Data Start Marker
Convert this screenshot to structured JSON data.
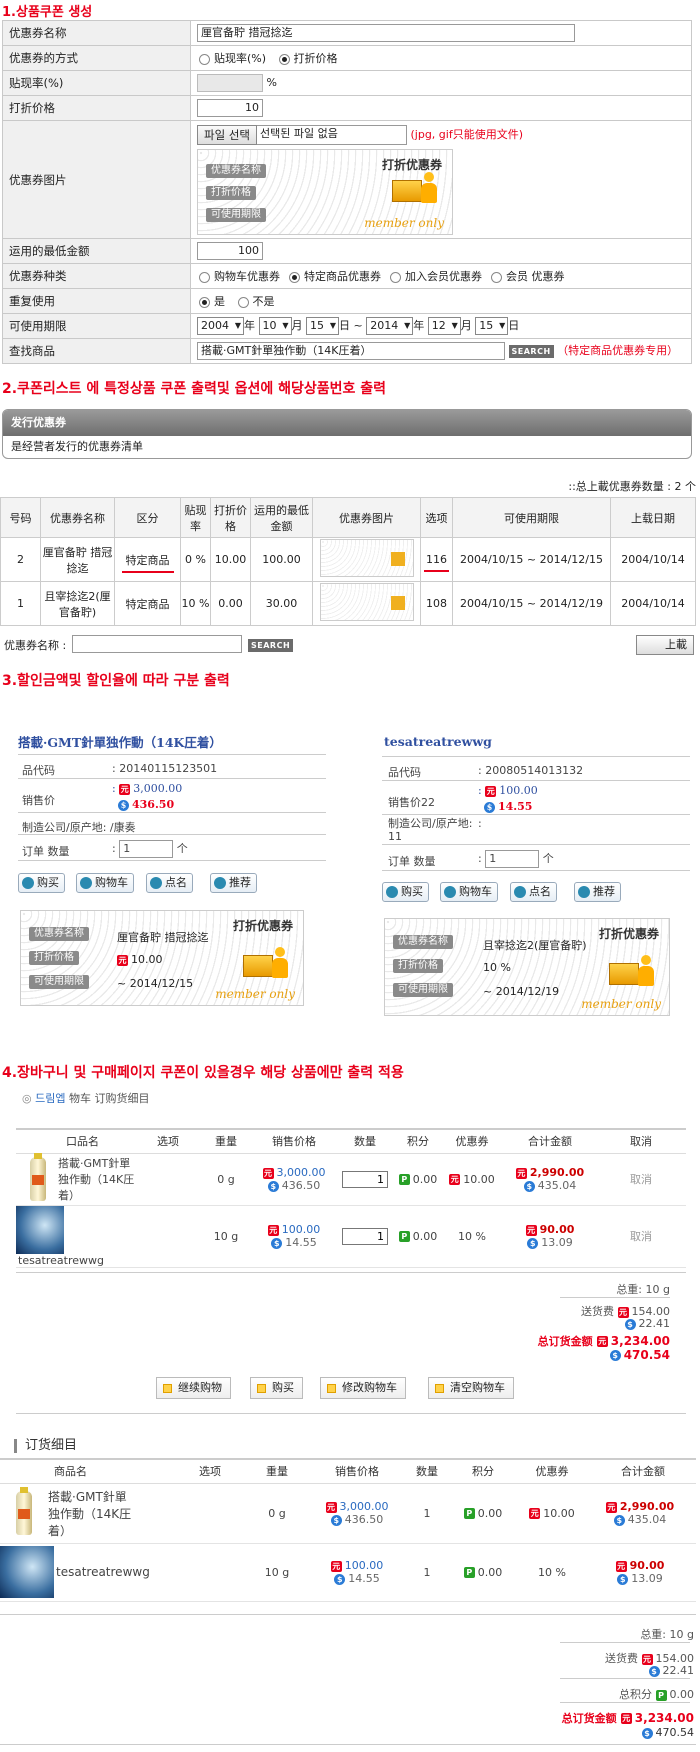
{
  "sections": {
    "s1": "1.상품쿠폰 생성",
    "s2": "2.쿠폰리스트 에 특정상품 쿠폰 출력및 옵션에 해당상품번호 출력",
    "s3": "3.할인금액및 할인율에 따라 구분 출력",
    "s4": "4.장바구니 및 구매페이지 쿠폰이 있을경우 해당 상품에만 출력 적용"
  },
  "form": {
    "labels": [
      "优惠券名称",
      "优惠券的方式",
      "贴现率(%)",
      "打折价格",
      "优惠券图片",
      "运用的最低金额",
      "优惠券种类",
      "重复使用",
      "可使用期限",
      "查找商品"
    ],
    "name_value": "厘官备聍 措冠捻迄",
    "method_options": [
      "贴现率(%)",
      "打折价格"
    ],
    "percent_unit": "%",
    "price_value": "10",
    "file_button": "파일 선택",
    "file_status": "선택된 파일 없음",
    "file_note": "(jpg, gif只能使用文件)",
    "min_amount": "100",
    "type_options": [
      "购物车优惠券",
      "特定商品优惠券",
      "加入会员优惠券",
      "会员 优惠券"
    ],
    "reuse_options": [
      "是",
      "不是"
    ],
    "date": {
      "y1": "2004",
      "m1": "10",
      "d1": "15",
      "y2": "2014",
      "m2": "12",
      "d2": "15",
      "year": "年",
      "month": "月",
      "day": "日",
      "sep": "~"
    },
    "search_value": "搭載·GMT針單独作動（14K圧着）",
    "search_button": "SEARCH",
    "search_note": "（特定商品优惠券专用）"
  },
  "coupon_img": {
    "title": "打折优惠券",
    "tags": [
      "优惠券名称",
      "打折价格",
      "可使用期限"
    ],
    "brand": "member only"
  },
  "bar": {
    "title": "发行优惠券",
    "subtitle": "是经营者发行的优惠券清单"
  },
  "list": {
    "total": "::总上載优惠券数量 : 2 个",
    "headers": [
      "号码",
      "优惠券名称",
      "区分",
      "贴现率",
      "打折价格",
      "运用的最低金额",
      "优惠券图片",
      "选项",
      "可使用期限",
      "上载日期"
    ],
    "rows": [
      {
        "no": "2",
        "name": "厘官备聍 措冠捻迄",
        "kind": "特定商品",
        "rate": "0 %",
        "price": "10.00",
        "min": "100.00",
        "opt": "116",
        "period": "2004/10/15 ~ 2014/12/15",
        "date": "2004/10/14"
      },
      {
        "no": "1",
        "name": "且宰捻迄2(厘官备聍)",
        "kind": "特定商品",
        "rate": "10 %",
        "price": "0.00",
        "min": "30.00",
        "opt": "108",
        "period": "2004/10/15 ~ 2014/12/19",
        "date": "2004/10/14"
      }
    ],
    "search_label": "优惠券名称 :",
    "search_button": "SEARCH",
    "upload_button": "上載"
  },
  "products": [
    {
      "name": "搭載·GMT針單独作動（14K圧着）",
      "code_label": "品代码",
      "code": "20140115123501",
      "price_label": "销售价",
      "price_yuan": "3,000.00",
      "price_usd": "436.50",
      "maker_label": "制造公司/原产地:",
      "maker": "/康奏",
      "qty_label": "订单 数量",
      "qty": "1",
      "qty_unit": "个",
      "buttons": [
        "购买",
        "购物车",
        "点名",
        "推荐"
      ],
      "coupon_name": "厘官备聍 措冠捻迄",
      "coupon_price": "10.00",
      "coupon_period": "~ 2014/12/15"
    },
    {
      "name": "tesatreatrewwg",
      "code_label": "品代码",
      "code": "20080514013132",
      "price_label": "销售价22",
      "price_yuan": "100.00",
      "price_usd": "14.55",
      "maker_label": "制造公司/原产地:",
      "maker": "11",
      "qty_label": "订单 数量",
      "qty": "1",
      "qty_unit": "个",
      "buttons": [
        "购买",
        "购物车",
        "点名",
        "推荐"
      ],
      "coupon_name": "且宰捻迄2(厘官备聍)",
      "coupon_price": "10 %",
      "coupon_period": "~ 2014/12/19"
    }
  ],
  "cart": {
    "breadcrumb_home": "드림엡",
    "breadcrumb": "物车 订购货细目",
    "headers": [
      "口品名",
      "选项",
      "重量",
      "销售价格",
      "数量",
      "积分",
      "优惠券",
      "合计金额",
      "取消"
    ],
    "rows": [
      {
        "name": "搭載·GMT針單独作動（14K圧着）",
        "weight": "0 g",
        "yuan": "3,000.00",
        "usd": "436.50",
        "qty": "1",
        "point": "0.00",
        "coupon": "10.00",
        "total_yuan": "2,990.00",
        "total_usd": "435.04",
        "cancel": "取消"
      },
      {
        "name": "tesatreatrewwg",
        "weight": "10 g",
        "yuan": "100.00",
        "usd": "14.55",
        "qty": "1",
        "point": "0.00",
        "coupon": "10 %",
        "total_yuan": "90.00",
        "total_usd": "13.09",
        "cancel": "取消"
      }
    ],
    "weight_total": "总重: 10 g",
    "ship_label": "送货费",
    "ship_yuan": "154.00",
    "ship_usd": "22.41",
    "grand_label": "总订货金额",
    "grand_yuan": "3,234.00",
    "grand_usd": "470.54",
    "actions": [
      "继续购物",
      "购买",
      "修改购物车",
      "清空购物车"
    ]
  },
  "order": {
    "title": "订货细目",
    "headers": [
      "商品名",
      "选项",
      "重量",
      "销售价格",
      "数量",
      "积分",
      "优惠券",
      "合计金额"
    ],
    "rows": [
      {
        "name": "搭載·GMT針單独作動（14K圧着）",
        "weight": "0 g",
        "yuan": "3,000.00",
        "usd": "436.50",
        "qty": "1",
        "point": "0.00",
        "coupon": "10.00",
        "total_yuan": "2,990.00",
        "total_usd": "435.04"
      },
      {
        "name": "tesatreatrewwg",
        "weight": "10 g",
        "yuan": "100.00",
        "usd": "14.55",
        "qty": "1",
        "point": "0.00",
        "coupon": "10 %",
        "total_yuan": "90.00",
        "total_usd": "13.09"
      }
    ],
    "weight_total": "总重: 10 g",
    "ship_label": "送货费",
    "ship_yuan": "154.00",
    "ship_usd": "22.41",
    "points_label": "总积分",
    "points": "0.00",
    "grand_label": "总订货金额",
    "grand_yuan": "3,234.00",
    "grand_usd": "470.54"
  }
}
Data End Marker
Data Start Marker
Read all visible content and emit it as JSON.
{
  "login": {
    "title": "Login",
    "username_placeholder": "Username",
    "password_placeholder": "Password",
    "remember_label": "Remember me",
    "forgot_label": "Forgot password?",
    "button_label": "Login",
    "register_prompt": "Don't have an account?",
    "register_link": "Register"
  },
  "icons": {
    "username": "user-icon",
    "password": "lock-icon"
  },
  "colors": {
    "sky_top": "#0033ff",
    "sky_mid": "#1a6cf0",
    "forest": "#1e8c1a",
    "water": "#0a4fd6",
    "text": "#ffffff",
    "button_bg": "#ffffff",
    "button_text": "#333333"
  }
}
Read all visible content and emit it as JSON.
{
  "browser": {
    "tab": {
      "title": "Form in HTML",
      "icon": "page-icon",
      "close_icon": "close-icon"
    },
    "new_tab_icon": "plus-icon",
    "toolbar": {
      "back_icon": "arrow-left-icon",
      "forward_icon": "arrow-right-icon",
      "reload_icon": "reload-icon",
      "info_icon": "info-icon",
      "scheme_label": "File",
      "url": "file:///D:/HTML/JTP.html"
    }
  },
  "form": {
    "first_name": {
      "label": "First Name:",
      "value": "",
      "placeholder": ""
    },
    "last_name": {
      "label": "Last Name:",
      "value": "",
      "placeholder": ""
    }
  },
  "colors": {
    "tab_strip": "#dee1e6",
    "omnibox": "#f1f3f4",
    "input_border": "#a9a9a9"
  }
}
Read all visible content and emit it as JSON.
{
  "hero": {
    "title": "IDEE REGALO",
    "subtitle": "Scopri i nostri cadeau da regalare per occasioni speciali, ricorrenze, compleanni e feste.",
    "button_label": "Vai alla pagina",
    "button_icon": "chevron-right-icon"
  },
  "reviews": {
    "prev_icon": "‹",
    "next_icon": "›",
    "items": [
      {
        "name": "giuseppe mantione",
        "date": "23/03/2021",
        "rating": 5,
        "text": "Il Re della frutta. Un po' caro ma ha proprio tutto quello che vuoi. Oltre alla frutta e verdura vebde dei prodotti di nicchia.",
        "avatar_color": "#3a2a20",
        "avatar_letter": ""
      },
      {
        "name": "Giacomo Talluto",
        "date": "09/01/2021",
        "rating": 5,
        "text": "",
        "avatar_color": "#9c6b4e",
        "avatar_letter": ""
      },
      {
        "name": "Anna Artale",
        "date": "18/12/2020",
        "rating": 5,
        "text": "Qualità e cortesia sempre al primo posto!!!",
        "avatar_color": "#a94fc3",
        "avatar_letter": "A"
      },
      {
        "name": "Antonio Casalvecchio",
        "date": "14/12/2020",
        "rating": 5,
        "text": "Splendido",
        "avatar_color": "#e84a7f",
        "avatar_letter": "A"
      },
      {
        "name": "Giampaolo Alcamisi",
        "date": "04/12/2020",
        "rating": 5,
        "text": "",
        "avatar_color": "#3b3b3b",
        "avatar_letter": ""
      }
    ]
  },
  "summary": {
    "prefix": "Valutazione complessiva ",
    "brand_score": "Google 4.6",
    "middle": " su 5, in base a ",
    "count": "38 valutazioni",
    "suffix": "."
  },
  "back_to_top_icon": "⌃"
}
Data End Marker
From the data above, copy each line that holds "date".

    "date": {
        "date": "2004/10/14"
        "date": "2004/10/14"
        "date": "23/03/2021",
        "date": "09/01/2021",
        "date": "18/12/2020",
        "date": "14/12/2020",
        "date": "04/12/2020",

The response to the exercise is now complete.